Much has been written about the impact of social media—and the Internet in general—on adolescents and their self-image, especially young girls. But 2020 has thrown multiple curveballs our way, such as the rapid lowering of the average age of kids getting online, and the rapid increase of the time kids spend online.
And I’ve noticed people in small churches can carry an inferiority complex about what they’re able to offer. They try (and fail) to emulate big churches without the big budget, big facility, big staff, professional musicians and actors, and hologram capabilities to deliver perfectly curated sermons from any location in the world.
When it comes to the Bible, preschoolers might miss a few details. Just remember, they aren’t overthinking it. They are imagining it.
In experiencing both models extensively, I definitely have strong opinions about which method I’d choose to utilize. I know this can be a divisive topic. I also recognize neither one is perfect and there are great benefits to both. From my experience, I’d use small groups over Sunday School every time. Here are five reasons why.
As ministry leaders, we’re trying to find a new ministry norm. We’re trying to instill hope, truth, and love to the families in our community—all while caring for our own family. Oh, and did I mention some of the most important people in our ministry? Our small group leaders—or as we like to call them, SGLs.

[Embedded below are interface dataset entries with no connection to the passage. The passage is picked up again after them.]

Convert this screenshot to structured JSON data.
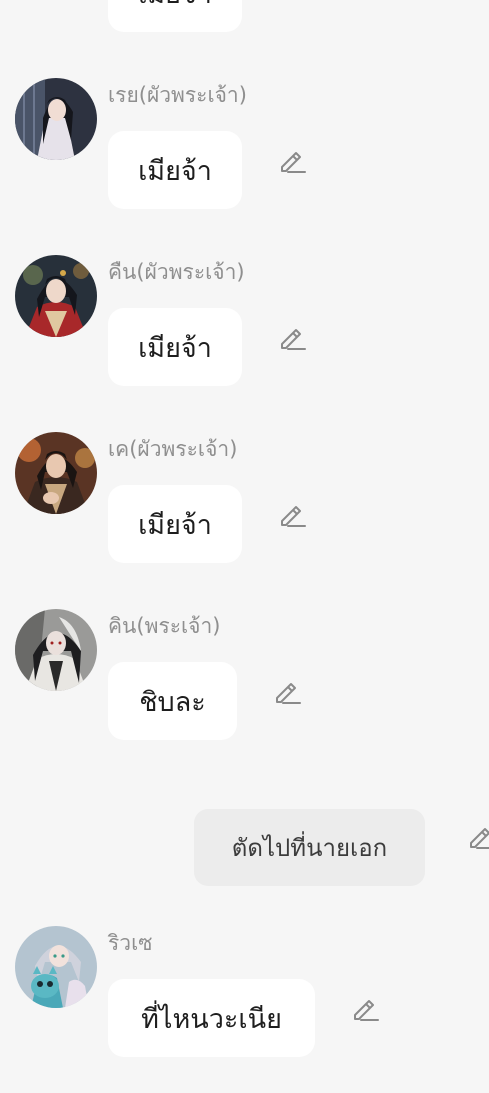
{
  "messages": [
    {
      "sender": "",
      "text": "เมียจ้า"
    },
    {
      "sender": "เรย(ผัวพระเจ้า)",
      "text": "เมียจ้า"
    },
    {
      "sender": "คืน(ผัวพระเจ้า)",
      "text": "เมียจ้า"
    },
    {
      "sender": "เค(ผัวพระเจ้า)",
      "text": "เมียจ้า"
    },
    {
      "sender": "คิน(พระเจ้า)",
      "text": "ชิบละ"
    },
    {
      "sender": "ริวเซ",
      "text": "ที่ไหนวะเนีย"
    }
  ],
  "narration": {
    "text": "ตัดไปที่นายเอก"
  },
  "icons": {
    "edit": "pencil-edit-icon"
  },
  "colors": {
    "background": "#f6f6f6",
    "bubble": "#ffffff",
    "narration_bubble": "#ececec",
    "sender_name": "#8f8f8f",
    "icon": "#8a8a8a"
  }
}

Now or very soon, most churches will be able to worship again in person. When that time comes, it’s so important that you have a clear plan outlined to help ensure that every family remains safe and healthy. Hear how you can prepare your church to re-open.

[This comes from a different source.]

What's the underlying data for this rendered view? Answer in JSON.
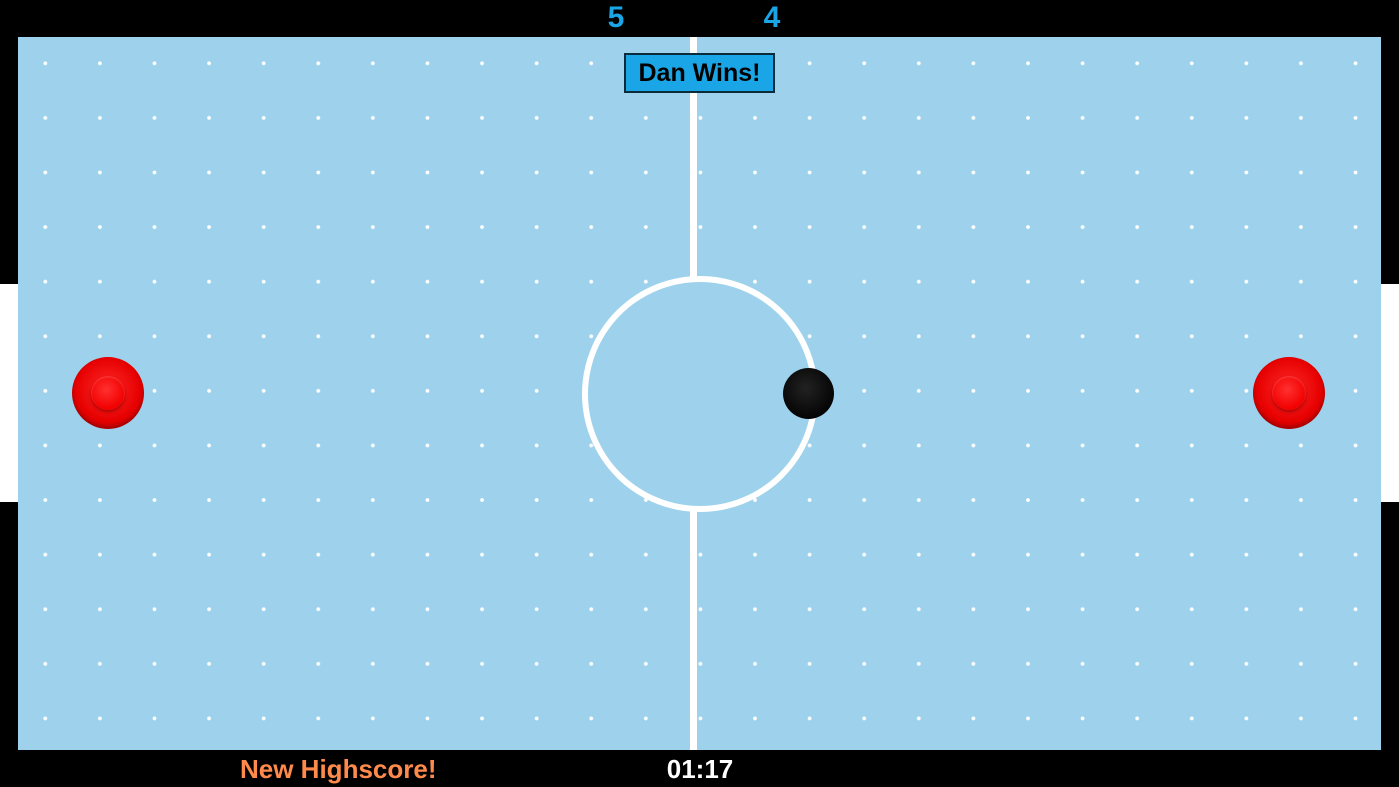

As you reopen your church doors, try to open as many doors as you can to your families. Keep the open doors open, open the predictable ones, but also try to open some new ones.
In this digital age, there’s no denying space must be made for learning to effectively engage those in your sphere of influence in new ways. Nearly every school, corporation, non-profit, and restaurant has determined their strategy for meeting people where they are digitally. Your church is no exception.

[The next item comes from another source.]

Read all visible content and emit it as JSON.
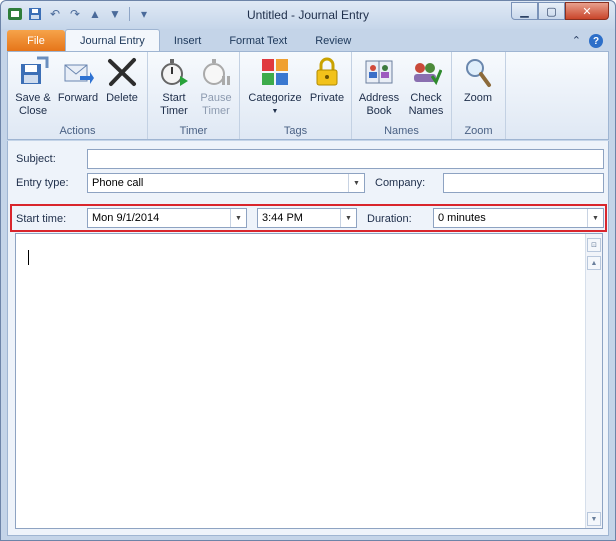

Creating a strategy energizes an entire ministry. It gives purpose to every event, every gathering. It centers your ministry around an approach that makes the things that matter most, matter most. We define strategy as a “plan of action with an end in mind.” Creating a strategy starts with asking:
If you have little ones, you know how challenging summer can be. When you’re not on vacation or sending your preschooler to day camp, it’s all on you to keep them engaged and learning throughout those summer months.
We recently asked some ministry leaders to share what they’re currently doing to support and partner with families with children with special needs during this time. Here are some main takeaways and practical ideas from that conversation.
As an organization, when the COVID-19 outbreak first began, we made a statement: “We are all in this together.” And we really meant that. So here’s what’s next.